In the Klamath Mountains, voluminous tonalite-trondhjemite magmatism was characteristic of a short period of time from about 144 to 136 Ma (Early Cretaceous). It occurred about 5 to l0 m.y. after the ??? 165 to 159 Ma Josephine ophiolite was thrust beneath older parts of the province during the Nevadan orogeny (thrusting from ??? 155 to 148 Ma). The magmatism also corresponds to a period of slow or no subduction. Most of the plutons crop out in the south-central Klamath Mountains in California, but one occurs in Oregon at the northern end of the province. Compositionally extended members of the suite consist of precursor gabbroic to dioritic rocks followed by later, more voluminous tonalitic and trondhjemitic intrusions. Most plutons consist almost entirely of tonalite and trondhjemite. Poorlydefined concentric zoning is common. Tonalitic rocks are typically of the Iow-Al type but trondhjemites are generally of the high-Al type, even those that occur in the same pluton as low-Al tonalite??. The suite is characterized by low abundances of K2O, Rb, Zr, and heavy rare earth elements. Sr contents are generally moderate ( ???450 ppm) by comparison with Sr-rich arc lavas interpreted to be slab melts (up to 2000 ppm). Initial 87Sr/ 86Sr, ??18O, and ??Nd are typical of mantle-derived magmas or of crustally-derived magmas with a metabasic source. Compositional variation within plutons can be modeled by variable degrees of partial melting of a heterogeneous metabasaltic source (transitional mid-ocean ridge to island arc basalt), but not by fractional crystallyzation of a basaltic parent. Melting models require a residual assemblage of clinopyroxene+garnet??plagioclase??amphibole; residual plagioclase suggests a deep crustal origin rather than melting of a subducted slab. Such models are consistent with the metabasic part of the Josephine ophiolite as the source. Because the Josephine ophiolite was at low T during Nevadan thrusting, an external heat source was probably necessary to achieve significant degrees of melting; heat was probably extracted from mantle-derived basaltic melts, which were parental to the mafic precursors of the tonalite-trondhjemite suite. Thus, under appropriate tectonic and thermal conditions, heterogeneous mafic crustal rocks can melt to form both low- and high-Al tonalitic and trondhjemitic magmas; slab melting is not necessary.

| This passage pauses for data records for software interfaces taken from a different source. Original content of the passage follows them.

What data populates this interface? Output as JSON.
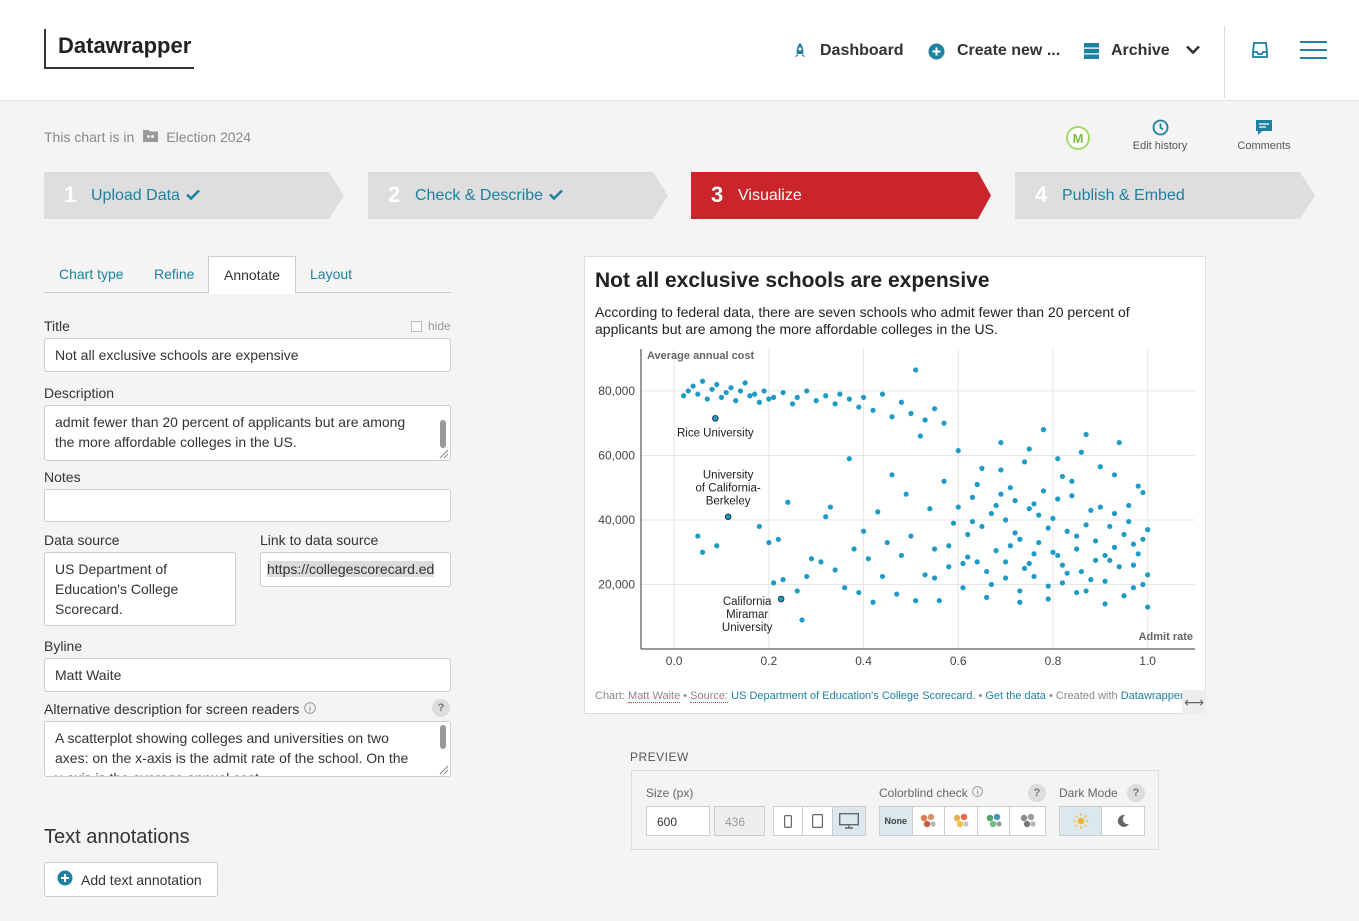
{
  "app": {
    "logo": "Datawrapper"
  },
  "nav": {
    "dashboard": "Dashboard",
    "create_new": "Create new ...",
    "archive": "Archive"
  },
  "folder": {
    "prefix": "This chart is in",
    "name": "Election 2024"
  },
  "user": {
    "avatar_initial": "M"
  },
  "tools": {
    "edit_history": "Edit history",
    "comments": "Comments"
  },
  "steps": [
    {
      "num": "1",
      "label": "Upload Data"
    },
    {
      "num": "2",
      "label": "Check & Describe"
    },
    {
      "num": "3",
      "label": "Visualize"
    },
    {
      "num": "4",
      "label": "Publish & Embed"
    }
  ],
  "tabs": [
    "Chart type",
    "Refine",
    "Annotate",
    "Layout"
  ],
  "form": {
    "title_label": "Title",
    "hide_label": "hide",
    "title_value": "Not all exclusive schools are expensive",
    "description_label": "Description",
    "description_value": "admit fewer than 20 percent of applicants but are among the more affordable colleges in the US.",
    "notes_label": "Notes",
    "notes_value": "",
    "source_label": "Data source",
    "source_value": "US Department of Education's College Scorecard.",
    "link_label": "Link to data source",
    "link_value": "https://collegescorecard.ed",
    "byline_label": "Byline",
    "byline_value": "Matt Waite",
    "alt_label": "Alternative description for screen readers",
    "alt_value": "A scatterplot showing colleges and universities on two axes: on the x-axis is the admit rate of the school. On the y-axis is the average annual cost",
    "help": "?"
  },
  "annotations": {
    "heading": "Text annotations",
    "add_button": "Add text annotation"
  },
  "chart": {
    "title": "Not all exclusive schools are expensive",
    "description": "According to federal data, there are seven schools who admit fewer than 20 percent of applicants but are among the more affordable colleges in the US.",
    "footer": {
      "chart_prefix": "Chart:",
      "author": "Matt Waite",
      "source_prefix": "Source:",
      "source": "US Department of Education's College Scorecard.",
      "get_data": "Get the data",
      "created_prefix": "Created with",
      "created_with": "Datawrapper"
    },
    "dot_color": "#1d9ac7"
  },
  "chart_data": {
    "type": "scatter",
    "title": "Not all exclusive schools are expensive",
    "xlabel": "Admit rate",
    "ylabel": "Average annual cost",
    "xlim": [
      -0.07,
      1.1
    ],
    "ylim": [
      0,
      93000
    ],
    "x_ticks": [
      0.0,
      0.2,
      0.4,
      0.6,
      0.8,
      1.0
    ],
    "x_tick_labels": [
      "0.0",
      "0.2",
      "0.4",
      "0.6",
      "0.8",
      "1.0"
    ],
    "y_ticks": [
      20000,
      40000,
      60000,
      80000
    ],
    "y_tick_labels": [
      "20,000",
      "40,000",
      "60,000",
      "80,000"
    ],
    "grid": true,
    "annotations": [
      {
        "label": "Rice University",
        "x": 0.087,
        "y": 71500
      },
      {
        "label": "University of California-Berkeley",
        "x": 0.114,
        "y": 41000
      },
      {
        "label": "California Miramar University",
        "x": 0.226,
        "y": 15500
      }
    ],
    "points": [
      [
        0.02,
        78500
      ],
      [
        0.03,
        80000
      ],
      [
        0.04,
        81500
      ],
      [
        0.05,
        79000
      ],
      [
        0.06,
        83000
      ],
      [
        0.07,
        77500
      ],
      [
        0.08,
        80500
      ],
      [
        0.09,
        82000
      ],
      [
        0.1,
        78000
      ],
      [
        0.11,
        79500
      ],
      [
        0.12,
        81000
      ],
      [
        0.13,
        77000
      ],
      [
        0.14,
        80000
      ],
      [
        0.15,
        82500
      ],
      [
        0.16,
        78500
      ],
      [
        0.17,
        79000
      ],
      [
        0.18,
        76500
      ],
      [
        0.19,
        80000
      ],
      [
        0.2,
        77500
      ],
      [
        0.21,
        78000
      ],
      [
        0.23,
        79500
      ],
      [
        0.25,
        76000
      ],
      [
        0.26,
        78000
      ],
      [
        0.28,
        80000
      ],
      [
        0.3,
        77000
      ],
      [
        0.32,
        78500
      ],
      [
        0.34,
        76000
      ],
      [
        0.35,
        79000
      ],
      [
        0.37,
        77500
      ],
      [
        0.39,
        75000
      ],
      [
        0.4,
        78000
      ],
      [
        0.42,
        74000
      ],
      [
        0.44,
        79000
      ],
      [
        0.46,
        72000
      ],
      [
        0.48,
        76500
      ],
      [
        0.5,
        73000
      ],
      [
        0.51,
        86500
      ],
      [
        0.53,
        71000
      ],
      [
        0.55,
        74500
      ],
      [
        0.57,
        70000
      ],
      [
        0.05,
        35000
      ],
      [
        0.06,
        30000
      ],
      [
        0.09,
        32000
      ],
      [
        0.18,
        38000
      ],
      [
        0.2,
        33000
      ],
      [
        0.21,
        20500
      ],
      [
        0.22,
        34000
      ],
      [
        0.23,
        21500
      ],
      [
        0.24,
        45500
      ],
      [
        0.26,
        18000
      ],
      [
        0.27,
        9000
      ],
      [
        0.28,
        22500
      ],
      [
        0.29,
        28000
      ],
      [
        0.31,
        27000
      ],
      [
        0.32,
        41000
      ],
      [
        0.33,
        44000
      ],
      [
        0.34,
        24500
      ],
      [
        0.36,
        19000
      ],
      [
        0.37,
        59000
      ],
      [
        0.38,
        31000
      ],
      [
        0.39,
        17500
      ],
      [
        0.4,
        36500
      ],
      [
        0.41,
        28000
      ],
      [
        0.42,
        14500
      ],
      [
        0.43,
        42500
      ],
      [
        0.44,
        22500
      ],
      [
        0.45,
        33000
      ],
      [
        0.46,
        54000
      ],
      [
        0.47,
        17000
      ],
      [
        0.48,
        29000
      ],
      [
        0.49,
        48000
      ],
      [
        0.5,
        35000
      ],
      [
        0.51,
        15000
      ],
      [
        0.52,
        66000
      ],
      [
        0.53,
        23000
      ],
      [
        0.54,
        43500
      ],
      [
        0.55,
        31000
      ],
      [
        0.56,
        15000
      ],
      [
        0.57,
        52000
      ],
      [
        0.58,
        25500
      ],
      [
        0.59,
        39000
      ],
      [
        0.6,
        61500
      ],
      [
        0.61,
        19000
      ],
      [
        0.62,
        35500
      ],
      [
        0.63,
        47000
      ],
      [
        0.64,
        27000
      ],
      [
        0.65,
        56000
      ],
      [
        0.66,
        16000
      ],
      [
        0.67,
        42000
      ],
      [
        0.68,
        30500
      ],
      [
        0.69,
        64000
      ],
      [
        0.7,
        22000
      ],
      [
        0.71,
        50000
      ],
      [
        0.72,
        36000
      ],
      [
        0.73,
        14500
      ],
      [
        0.74,
        58000
      ],
      [
        0.75,
        26500
      ],
      [
        0.76,
        45000
      ],
      [
        0.77,
        33000
      ],
      [
        0.78,
        68000
      ],
      [
        0.79,
        19500
      ],
      [
        0.8,
        40500
      ],
      [
        0.81,
        29000
      ],
      [
        0.82,
        53500
      ],
      [
        0.83,
        23500
      ],
      [
        0.84,
        47500
      ],
      [
        0.85,
        35000
      ],
      [
        0.86,
        61000
      ],
      [
        0.87,
        18000
      ],
      [
        0.88,
        43000
      ],
      [
        0.89,
        27500
      ],
      [
        0.9,
        56500
      ],
      [
        0.91,
        21000
      ],
      [
        0.92,
        38000
      ],
      [
        0.93,
        31500
      ],
      [
        0.94,
        64000
      ],
      [
        0.95,
        16500
      ],
      [
        0.96,
        44500
      ],
      [
        0.97,
        26000
      ],
      [
        0.98,
        50500
      ],
      [
        0.99,
        20000
      ],
      [
        1.0,
        37000
      ],
      [
        0.62,
        28500
      ],
      [
        0.65,
        38000
      ],
      [
        0.68,
        44500
      ],
      [
        0.71,
        32000
      ],
      [
        0.74,
        25000
      ],
      [
        0.77,
        41500
      ],
      [
        0.8,
        30000
      ],
      [
        0.83,
        36500
      ],
      [
        0.86,
        24000
      ],
      [
        0.89,
        33500
      ],
      [
        0.92,
        27500
      ],
      [
        0.95,
        35500
      ],
      [
        0.98,
        29500
      ],
      [
        0.66,
        24000
      ],
      [
        0.7,
        40000
      ],
      [
        0.73,
        34000
      ],
      [
        0.76,
        29500
      ],
      [
        0.79,
        37500
      ],
      [
        0.82,
        26000
      ],
      [
        0.85,
        31000
      ],
      [
        0.88,
        21500
      ],
      [
        0.91,
        29000
      ],
      [
        0.94,
        25500
      ],
      [
        0.97,
        32500
      ],
      [
        1.0,
        23000
      ],
      [
        0.72,
        46000
      ],
      [
        0.78,
        49000
      ],
      [
        0.84,
        52000
      ],
      [
        0.9,
        44000
      ],
      [
        0.96,
        39500
      ],
      [
        0.6,
        44000
      ],
      [
        0.64,
        51000
      ],
      [
        0.69,
        55500
      ],
      [
        0.75,
        62000
      ],
      [
        0.81,
        59000
      ],
      [
        0.87,
        66500
      ],
      [
        0.93,
        54000
      ],
      [
        0.99,
        48500
      ],
      [
        0.58,
        32000
      ],
      [
        0.61,
        26500
      ],
      [
        0.67,
        20000
      ],
      [
        0.73,
        18000
      ],
      [
        0.79,
        15500
      ],
      [
        0.85,
        17500
      ],
      [
        0.91,
        14000
      ],
      [
        0.97,
        19000
      ],
      [
        1.0,
        13000
      ],
      [
        0.55,
        22000
      ],
      [
        0.63,
        39500
      ],
      [
        0.69,
        48000
      ],
      [
        0.75,
        43500
      ],
      [
        0.81,
        46500
      ],
      [
        0.87,
        38500
      ],
      [
        0.93,
        42000
      ],
      [
        0.99,
        34000
      ],
      [
        0.7,
        27000
      ],
      [
        0.76,
        22500
      ],
      [
        0.82,
        20500
      ]
    ]
  },
  "preview": {
    "label": "PREVIEW",
    "size_label": "Size (px)",
    "width": "600",
    "height": "436",
    "colorblind_label": "Colorblind check",
    "colorblind_none": "None",
    "dark_label": "Dark Mode"
  }
}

Additional Publication Details

Publication type:
Article
Publication Subtype:
Journal Article
Title:
Source and tectonic implications of tonalite-trondhjemite magmatism in the Klamath Mountains
Series title:
Contributions to Mineralogy and Petrology
Volume
123
Issue:
1
Year Published:
1996
Language:
English
Larger Work Type:
Article
Larger Work Subtype:
Journal Article
Larger Work Title:
Contributions to Mineralogy and Petrology
First page:
40
Last page:
60